PROBLEM -
In every line of the records, look for "this", then report how many lines have it and nothing else.

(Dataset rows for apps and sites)
====================

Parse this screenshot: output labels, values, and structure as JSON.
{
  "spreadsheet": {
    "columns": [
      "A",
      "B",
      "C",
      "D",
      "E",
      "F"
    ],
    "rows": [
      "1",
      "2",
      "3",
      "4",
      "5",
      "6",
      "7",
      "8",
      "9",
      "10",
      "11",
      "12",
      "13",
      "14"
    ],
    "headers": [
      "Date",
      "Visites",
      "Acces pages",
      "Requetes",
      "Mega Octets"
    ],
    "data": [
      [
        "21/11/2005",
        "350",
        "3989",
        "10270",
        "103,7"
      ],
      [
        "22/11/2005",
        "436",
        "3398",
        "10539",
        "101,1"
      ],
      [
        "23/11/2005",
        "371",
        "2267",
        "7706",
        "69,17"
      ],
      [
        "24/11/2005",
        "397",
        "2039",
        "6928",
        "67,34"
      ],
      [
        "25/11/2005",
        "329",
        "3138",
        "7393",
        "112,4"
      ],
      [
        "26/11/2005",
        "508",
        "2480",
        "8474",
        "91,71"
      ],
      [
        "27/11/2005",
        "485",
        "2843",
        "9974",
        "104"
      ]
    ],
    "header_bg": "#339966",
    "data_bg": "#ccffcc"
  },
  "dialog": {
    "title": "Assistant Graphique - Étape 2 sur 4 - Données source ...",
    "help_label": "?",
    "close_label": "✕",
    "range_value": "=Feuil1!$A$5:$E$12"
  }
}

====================

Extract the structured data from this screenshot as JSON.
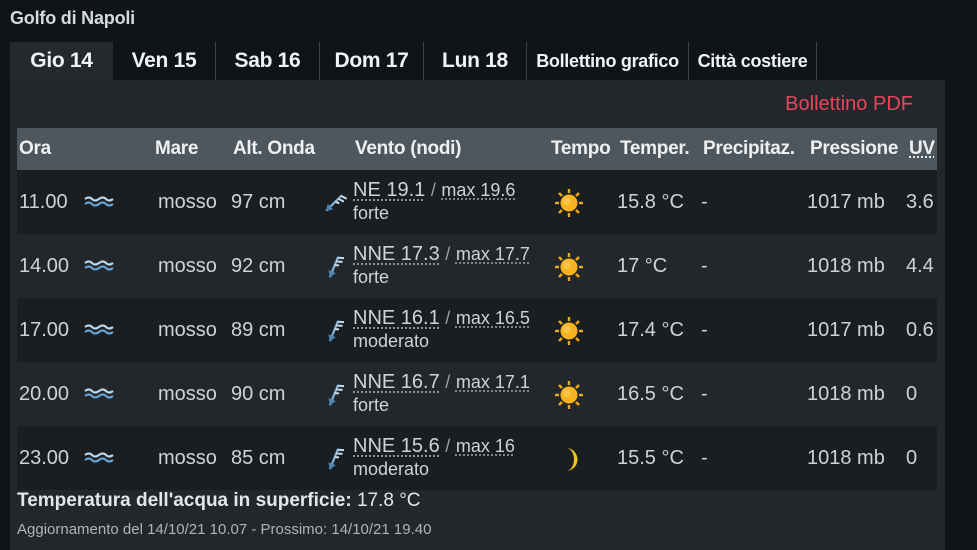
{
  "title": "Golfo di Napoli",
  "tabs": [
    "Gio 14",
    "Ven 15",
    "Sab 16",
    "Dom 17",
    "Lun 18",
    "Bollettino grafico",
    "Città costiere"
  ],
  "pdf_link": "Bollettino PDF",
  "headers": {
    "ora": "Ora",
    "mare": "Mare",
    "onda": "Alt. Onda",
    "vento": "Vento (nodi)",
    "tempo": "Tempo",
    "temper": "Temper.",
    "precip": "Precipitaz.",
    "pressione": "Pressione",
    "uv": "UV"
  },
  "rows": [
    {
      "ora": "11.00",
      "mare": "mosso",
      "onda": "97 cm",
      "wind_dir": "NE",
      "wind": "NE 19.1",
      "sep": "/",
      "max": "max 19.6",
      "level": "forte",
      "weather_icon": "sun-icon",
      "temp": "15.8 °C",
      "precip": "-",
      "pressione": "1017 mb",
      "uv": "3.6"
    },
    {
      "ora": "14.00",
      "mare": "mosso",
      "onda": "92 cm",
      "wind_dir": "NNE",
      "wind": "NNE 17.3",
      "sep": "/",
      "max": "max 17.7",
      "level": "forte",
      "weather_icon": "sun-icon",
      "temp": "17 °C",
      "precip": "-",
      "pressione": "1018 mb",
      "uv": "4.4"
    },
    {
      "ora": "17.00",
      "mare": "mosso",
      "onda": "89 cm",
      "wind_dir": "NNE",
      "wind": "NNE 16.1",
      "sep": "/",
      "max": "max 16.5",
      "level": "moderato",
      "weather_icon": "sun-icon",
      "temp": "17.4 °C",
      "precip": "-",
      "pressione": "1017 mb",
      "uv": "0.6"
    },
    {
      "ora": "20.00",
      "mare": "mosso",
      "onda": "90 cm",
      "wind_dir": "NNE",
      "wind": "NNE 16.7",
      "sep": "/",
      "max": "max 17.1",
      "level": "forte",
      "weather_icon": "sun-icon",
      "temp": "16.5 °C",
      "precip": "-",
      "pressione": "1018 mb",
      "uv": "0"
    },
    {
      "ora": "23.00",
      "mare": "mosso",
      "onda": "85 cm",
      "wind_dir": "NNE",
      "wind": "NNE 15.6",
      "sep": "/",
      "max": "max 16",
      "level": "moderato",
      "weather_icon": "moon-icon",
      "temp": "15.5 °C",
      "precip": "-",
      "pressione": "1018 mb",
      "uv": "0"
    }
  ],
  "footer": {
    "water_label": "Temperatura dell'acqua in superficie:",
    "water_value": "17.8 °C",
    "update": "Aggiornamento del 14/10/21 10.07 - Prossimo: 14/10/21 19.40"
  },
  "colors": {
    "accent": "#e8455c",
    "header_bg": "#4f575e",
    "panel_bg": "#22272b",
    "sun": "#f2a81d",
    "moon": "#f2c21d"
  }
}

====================

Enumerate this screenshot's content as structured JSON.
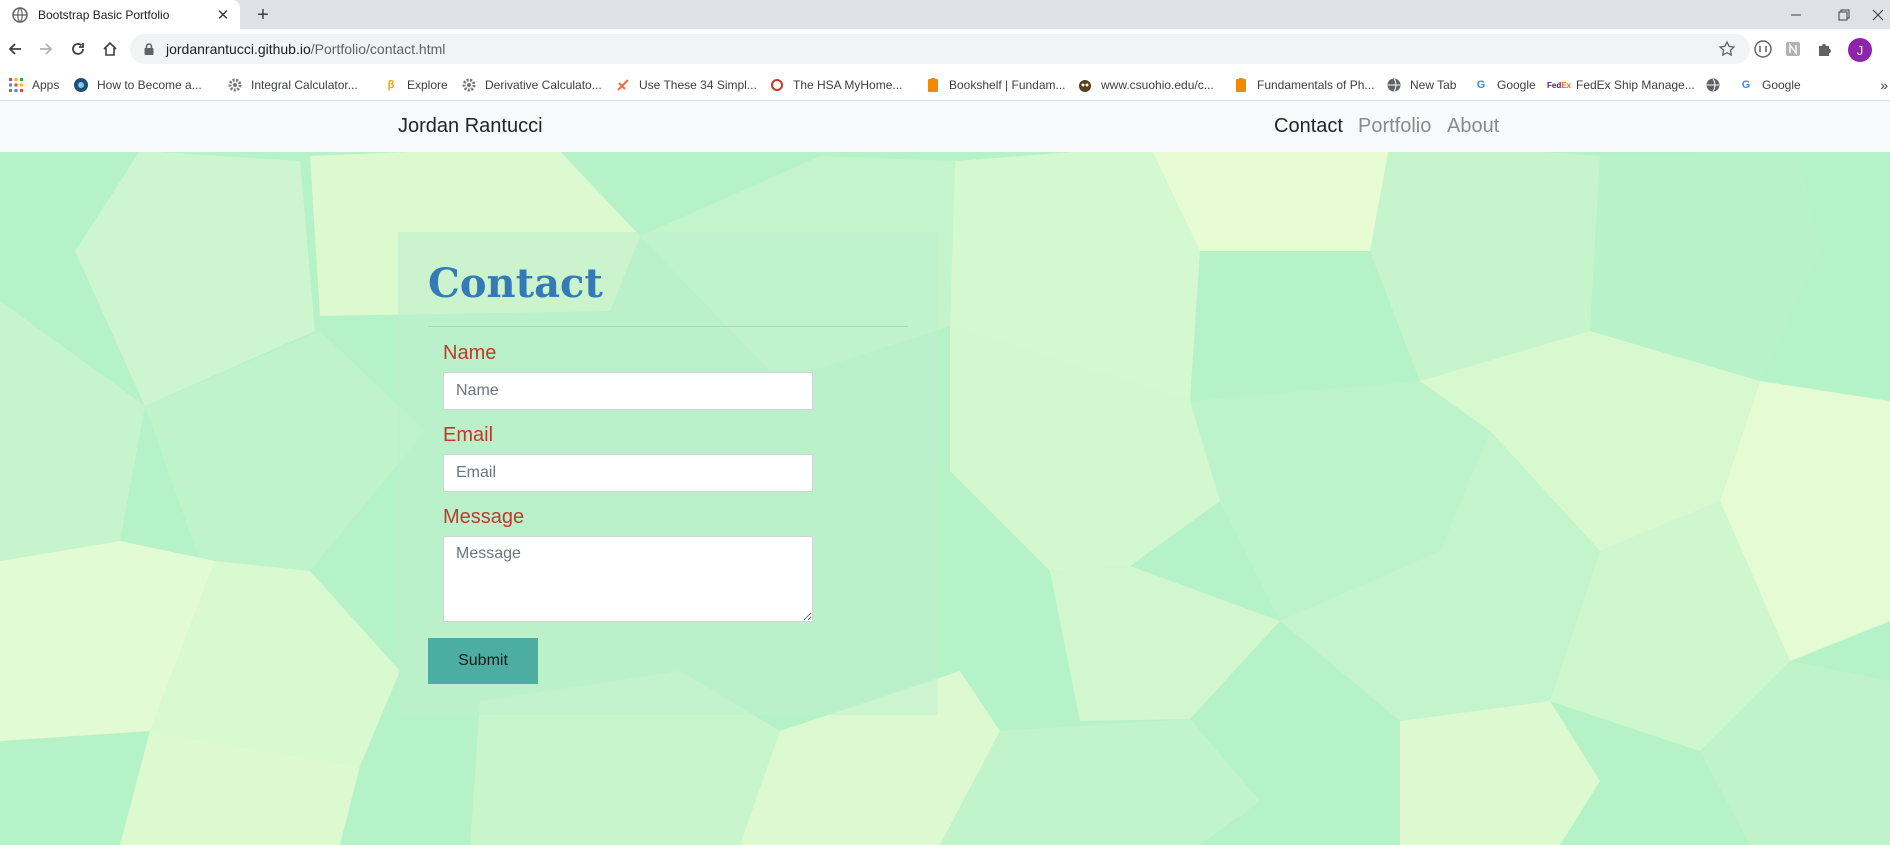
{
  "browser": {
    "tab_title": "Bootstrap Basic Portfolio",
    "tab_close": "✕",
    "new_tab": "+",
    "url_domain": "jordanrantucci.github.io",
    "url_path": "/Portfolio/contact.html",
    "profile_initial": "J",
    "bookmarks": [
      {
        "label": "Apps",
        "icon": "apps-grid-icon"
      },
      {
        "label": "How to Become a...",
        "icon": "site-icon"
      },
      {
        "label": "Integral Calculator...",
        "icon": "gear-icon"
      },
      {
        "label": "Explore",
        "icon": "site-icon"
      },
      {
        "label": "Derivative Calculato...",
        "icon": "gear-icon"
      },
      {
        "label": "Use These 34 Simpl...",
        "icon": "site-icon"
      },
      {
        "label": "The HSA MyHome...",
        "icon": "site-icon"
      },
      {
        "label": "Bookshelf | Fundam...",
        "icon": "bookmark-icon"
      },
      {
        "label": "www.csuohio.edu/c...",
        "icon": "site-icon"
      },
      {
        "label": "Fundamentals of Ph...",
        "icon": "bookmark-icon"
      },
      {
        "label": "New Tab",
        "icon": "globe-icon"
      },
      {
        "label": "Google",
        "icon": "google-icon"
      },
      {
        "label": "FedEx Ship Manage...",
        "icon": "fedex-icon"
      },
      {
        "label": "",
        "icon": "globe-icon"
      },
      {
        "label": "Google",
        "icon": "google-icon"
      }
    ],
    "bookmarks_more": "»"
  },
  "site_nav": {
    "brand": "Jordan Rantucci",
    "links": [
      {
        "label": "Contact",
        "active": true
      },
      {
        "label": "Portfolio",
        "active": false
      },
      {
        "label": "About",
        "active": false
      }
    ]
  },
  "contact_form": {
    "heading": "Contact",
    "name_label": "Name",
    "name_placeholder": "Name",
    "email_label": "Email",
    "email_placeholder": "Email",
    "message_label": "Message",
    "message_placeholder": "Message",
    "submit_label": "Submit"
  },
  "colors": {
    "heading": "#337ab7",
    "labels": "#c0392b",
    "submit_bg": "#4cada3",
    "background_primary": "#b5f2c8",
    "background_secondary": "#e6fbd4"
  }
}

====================

ANSWER TO THE PROBLEM -
3